**DIRECTIONS FOR THIS TASK:** Please reproduce the data below exactly, from the first line to the last.

**MATERIAL TO PROCESS:**

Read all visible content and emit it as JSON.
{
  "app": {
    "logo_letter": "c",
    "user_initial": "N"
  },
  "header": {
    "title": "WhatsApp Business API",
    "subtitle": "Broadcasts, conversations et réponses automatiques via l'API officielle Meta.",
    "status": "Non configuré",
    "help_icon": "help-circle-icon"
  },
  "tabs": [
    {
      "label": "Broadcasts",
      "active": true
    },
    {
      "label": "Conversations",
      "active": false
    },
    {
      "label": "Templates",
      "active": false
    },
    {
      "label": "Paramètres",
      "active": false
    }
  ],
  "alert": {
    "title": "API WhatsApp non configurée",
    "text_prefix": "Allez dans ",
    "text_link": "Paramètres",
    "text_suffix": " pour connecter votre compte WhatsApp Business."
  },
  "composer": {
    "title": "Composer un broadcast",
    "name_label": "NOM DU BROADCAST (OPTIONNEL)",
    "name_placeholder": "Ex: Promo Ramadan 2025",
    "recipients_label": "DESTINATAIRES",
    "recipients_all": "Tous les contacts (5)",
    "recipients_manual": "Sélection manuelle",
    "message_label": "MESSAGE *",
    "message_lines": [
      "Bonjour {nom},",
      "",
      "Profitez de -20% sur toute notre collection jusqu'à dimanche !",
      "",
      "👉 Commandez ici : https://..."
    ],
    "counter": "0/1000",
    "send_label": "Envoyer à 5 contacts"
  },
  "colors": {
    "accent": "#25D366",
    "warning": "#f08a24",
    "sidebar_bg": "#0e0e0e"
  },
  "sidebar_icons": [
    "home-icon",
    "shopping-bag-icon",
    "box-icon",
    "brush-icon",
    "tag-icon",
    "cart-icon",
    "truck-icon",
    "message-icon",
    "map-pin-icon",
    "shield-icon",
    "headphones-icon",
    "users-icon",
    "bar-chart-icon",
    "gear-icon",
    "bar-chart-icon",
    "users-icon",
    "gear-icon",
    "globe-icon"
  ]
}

**WRITTEN SOLUTION:**
Read all visible content and emit it as JSON.
{
  "app": {
    "logo_letter": "c",
    "user_initial": "N"
  },
  "header": {
    "title": "WhatsApp Business API",
    "subtitle": "Broadcasts, conversations et réponses automatiques via l'API officielle Meta.",
    "status": "Non configuré",
    "help_icon": "help-circle-icon"
  },
  "tabs": [
    {
      "label": "Broadcasts",
      "active": true
    },
    {
      "label": "Conversations",
      "active": false
    },
    {
      "label": "Templates",
      "active": false
    },
    {
      "label": "Paramètres",
      "active": false
    }
  ],
  "alert": {
    "title": "API WhatsApp non configurée",
    "text_prefix": "Allez dans ",
    "text_link": "Paramètres",
    "text_suffix": " pour connecter votre compte WhatsApp Business."
  },
  "composer": {
    "title": "Composer un broadcast",
    "name_label": "NOM DU BROADCAST (OPTIONNEL)",
    "name_placeholder": "Ex: Promo Ramadan 2025",
    "recipients_label": "DESTINATAIRES",
    "recipients_all": "Tous les contacts (5)",
    "recipients_manual": "Sélection manuelle",
    "message_label": "MESSAGE *",
    "message_lines": [
      "Bonjour {nom},",
      "",
      "Profitez de -20% sur toute notre collection jusqu'à dimanche !",
      "",
      "👉 Commandez ici : https://..."
    ],
    "counter": "0/1000",
    "send_label": "Envoyer à 5 contacts"
  },
  "colors": {
    "accent": "#25D366",
    "warning": "#f08a24",
    "sidebar_bg": "#0e0e0e"
  },
  "sidebar_icons": [
    "home-icon",
    "shopping-bag-icon",
    "box-icon",
    "brush-icon",
    "tag-icon",
    "cart-icon",
    "truck-icon",
    "message-icon",
    "map-pin-icon",
    "shield-icon",
    "headphones-icon",
    "users-icon",
    "bar-chart-icon",
    "gear-icon",
    "bar-chart-icon",
    "users-icon",
    "gear-icon",
    "globe-icon"
  ]
}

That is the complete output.